<i>Bacillus subtilis B2</i> derived from “Fermented Okara (a Chinese traditional food)” produce 1-deoxynojirimycin (an inhibitory compound on intestinal glucosidase).
Bacillus subtilis B2 derived from the Chinese traditional fermented okara exhibits a special activity which strongly inhibits α-glucosidase, the key enzyme in raising blood glucose level in metabolic materials. The main component has been identified as 1-deoxynojirimycin (DNJ), which is an imino sugar. Demands of health functionality for foods and farm products are increasing with the rise of interest in health concerns, not only in advanced nations but also in developing countries. Research and development on a food’s health function is one of the effective methods for value addition. On the other hand, in many developing countries such as China, different nations are living under various climates and unique traditional food products develop in these countries. There is the thought that " medicines and foods come from the same source" in China, and from ancient times, it is well known there that a good meal is a way of keeping one’s good health. Therefore, the existence of strong health functionality and newly discovered health functions are highly anticipated. Reducing the rise of blood glucose levels using the Chinese traditional fermented food Okara was analyzed in the early stage of diabetes in this study. In the research, we confirmed that the Chinese traditional fermented food Okara has a strong α-glucosidase inhibitory activity.
The Bacillus subtilis (Bacillus subtilis B2) from the Okara produced an inhibitory activity of α-glucosidase in the culture supernatant (Fig.1). The Bacillus subtilis grew well even in soy flour and starch aside from Okara. And strong α-glucosidase inhibitory activity was shown in the medium which included the soybean component.

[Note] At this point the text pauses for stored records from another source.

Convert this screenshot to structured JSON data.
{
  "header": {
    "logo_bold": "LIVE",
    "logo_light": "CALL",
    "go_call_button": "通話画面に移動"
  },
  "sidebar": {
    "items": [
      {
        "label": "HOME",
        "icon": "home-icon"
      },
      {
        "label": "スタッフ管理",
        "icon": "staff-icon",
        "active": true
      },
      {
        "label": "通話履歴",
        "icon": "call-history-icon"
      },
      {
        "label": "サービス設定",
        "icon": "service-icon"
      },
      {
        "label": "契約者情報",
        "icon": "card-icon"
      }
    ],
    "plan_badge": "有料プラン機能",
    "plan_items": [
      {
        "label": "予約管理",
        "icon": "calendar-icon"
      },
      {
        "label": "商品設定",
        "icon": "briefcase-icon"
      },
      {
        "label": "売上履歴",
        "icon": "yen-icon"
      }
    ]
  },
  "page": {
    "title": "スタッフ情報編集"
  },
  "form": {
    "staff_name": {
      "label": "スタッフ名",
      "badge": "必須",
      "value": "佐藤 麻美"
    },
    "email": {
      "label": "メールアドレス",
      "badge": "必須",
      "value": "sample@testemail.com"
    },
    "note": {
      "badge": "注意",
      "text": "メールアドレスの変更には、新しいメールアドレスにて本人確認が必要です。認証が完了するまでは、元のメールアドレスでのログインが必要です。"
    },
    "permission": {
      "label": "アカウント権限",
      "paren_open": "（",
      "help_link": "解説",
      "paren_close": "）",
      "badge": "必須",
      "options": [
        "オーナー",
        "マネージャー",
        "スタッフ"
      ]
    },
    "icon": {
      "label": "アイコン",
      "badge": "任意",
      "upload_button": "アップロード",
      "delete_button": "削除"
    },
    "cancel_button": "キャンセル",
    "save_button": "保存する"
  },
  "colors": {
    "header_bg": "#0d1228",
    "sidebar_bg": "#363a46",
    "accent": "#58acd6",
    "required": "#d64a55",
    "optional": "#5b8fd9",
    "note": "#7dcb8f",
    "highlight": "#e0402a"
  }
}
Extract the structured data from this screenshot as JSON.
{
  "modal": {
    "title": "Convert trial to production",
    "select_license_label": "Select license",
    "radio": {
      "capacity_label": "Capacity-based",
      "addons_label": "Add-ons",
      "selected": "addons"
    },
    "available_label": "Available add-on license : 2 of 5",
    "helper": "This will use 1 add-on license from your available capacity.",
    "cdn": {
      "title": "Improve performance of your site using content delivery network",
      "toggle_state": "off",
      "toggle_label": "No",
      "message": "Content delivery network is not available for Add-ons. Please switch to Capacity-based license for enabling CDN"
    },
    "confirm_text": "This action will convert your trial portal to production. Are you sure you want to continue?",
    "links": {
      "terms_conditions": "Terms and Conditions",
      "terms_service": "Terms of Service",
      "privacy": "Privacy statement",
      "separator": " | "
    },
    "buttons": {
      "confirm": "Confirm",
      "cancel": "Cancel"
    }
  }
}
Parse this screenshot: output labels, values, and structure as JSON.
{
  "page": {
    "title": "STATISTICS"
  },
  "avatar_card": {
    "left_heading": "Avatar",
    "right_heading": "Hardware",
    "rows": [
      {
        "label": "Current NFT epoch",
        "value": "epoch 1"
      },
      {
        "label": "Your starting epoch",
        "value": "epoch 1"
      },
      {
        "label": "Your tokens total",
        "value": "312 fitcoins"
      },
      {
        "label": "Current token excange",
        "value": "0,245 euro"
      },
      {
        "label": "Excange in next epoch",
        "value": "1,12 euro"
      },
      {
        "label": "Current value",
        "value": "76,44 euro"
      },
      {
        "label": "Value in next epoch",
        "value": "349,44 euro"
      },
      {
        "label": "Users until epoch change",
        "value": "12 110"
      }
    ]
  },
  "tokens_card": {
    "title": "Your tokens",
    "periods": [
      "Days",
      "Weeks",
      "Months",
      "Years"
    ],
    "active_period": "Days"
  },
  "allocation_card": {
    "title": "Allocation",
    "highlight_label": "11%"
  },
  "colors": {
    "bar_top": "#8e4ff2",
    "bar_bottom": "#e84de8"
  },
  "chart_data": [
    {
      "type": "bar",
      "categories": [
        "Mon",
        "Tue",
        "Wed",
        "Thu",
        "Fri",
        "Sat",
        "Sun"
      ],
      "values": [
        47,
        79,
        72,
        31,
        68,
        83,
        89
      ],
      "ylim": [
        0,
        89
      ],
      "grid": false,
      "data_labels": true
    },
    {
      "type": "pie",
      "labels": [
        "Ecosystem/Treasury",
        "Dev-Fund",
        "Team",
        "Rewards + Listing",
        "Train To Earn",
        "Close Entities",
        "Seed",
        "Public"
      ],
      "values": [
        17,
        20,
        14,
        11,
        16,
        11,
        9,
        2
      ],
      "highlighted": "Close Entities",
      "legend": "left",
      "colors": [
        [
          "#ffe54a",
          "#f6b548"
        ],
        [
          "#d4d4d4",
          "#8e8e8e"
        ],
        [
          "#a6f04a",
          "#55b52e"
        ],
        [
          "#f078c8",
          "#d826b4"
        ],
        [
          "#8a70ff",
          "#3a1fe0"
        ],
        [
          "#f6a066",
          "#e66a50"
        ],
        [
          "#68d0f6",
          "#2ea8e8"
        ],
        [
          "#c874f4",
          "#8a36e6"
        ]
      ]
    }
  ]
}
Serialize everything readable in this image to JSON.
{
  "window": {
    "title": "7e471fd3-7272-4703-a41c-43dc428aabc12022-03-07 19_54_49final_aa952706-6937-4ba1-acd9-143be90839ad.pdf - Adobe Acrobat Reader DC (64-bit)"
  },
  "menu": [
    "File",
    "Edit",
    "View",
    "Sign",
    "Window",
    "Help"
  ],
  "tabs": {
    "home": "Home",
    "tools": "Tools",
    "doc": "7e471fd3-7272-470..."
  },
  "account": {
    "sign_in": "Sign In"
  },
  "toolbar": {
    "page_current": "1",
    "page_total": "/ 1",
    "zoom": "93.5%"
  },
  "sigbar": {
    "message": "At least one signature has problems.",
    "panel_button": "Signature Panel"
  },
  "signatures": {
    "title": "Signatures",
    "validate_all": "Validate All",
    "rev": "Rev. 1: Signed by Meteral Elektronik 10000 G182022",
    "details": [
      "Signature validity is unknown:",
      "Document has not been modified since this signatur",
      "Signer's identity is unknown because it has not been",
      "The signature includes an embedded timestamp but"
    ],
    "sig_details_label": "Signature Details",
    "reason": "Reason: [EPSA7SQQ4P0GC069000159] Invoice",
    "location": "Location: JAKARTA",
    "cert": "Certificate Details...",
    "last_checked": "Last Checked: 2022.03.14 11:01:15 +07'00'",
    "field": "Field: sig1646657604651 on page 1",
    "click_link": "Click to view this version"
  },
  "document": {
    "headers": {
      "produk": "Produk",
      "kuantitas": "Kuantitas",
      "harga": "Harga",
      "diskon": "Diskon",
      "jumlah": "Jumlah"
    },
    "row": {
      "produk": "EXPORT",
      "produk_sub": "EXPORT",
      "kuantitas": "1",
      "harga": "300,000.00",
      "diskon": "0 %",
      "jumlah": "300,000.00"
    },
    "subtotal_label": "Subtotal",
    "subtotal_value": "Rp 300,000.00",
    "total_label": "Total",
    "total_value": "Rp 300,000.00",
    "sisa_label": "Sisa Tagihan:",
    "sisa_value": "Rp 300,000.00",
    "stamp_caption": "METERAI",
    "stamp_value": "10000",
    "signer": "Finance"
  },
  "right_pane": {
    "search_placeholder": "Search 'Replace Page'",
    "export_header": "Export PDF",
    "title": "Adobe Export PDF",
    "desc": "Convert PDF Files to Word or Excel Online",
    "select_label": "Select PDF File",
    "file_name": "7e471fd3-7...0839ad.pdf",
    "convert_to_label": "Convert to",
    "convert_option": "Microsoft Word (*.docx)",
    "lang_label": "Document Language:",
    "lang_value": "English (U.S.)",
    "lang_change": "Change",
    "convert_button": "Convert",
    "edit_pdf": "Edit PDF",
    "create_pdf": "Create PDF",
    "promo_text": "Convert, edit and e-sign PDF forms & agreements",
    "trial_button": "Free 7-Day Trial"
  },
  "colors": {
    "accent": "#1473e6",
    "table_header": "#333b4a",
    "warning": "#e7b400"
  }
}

Significantly, the α-glucosidase inhibitory activity became greatest at around 10% of ethanol fraction by liner gradient of 5 – 30 % ethanol on active charcoal column chromatography (Fig. 2).
Furthermore, this active fraction was fractionated by cation exchange chromatography (CM - Sepharose) and the inhibitory activity fraction was greatest at about pH 3.7. The active component was identified as 1-deoxynojirimycin (DNJ) from the result of the HPLC (TSKgel amide-80, CH3CN:H2O) analysis of the standard compound (Fig.3). Also, as a result of the mass spectrometry performed on this active fraction, the molecular ion peak of molecular weight 164 was detected and the active compound identified as DNJ from the NMR data (Fig. 4). From the above results, the α-glucosidase inhibitor produced by B. subtilis B2 was positively identified as DNJ. The Bacillus subtilis B2 derived from this Chinese traditional food is a type of bacterium that grows well on even a standard medium or starch only, and it is assumed that the action which reduces the activity of α-glucosidase is produced at the same time. The bacterium can be applied to other fermented foods and the development of anti-diabetic foods using the bacterium is being looked forward to.
Various edible bacteria were cultured in Okara culture fluid and the reduction activity of the centrifugal supernatant was measured.
Japan International Research Center for Agricultural Sciences Post-harvest Science and Technology Division
- Term of research
- Responsible researcher
YAMAKI Kohji ( National Food Research Institute )
ZHU Yunping ( China Agricultral University )
YOSHIHASHI Tadashi ( Post-harvest Science and Technology Division )
LI Lite ( China Agricultral University )
Kameyama Mayumi ( National Food Research Institute )KAKEN Researcher No.: 80353994
- Publication, etc.
Yun-Ping Zhu, Li-Jun Yin, Yong-Qiang Cheng, Kohji Yamaki, Yutaka Mori, Yi-Cheng Su, Li-Te Li (2008) Effects of Sources of Carbon and Nitrogen on Production of α-glucosidase Inhibitor by a Newly Isolated Strain of Bacillus Subtilis B2. Food Chemistry 109, 734-742.
Yun-Ping Zhu, Tadashi Yoshihashi, Yutaka Mori, Lite Li, Mayumi Ohnishi-Kameyama, Kohji Yamaki (2008) Comparison of the characterization of Chinese traditionally fermented okara using various microorganisms. 96th Japanese Society for Food Hygiene and Safety proceedings, p130.
- Japanese PDF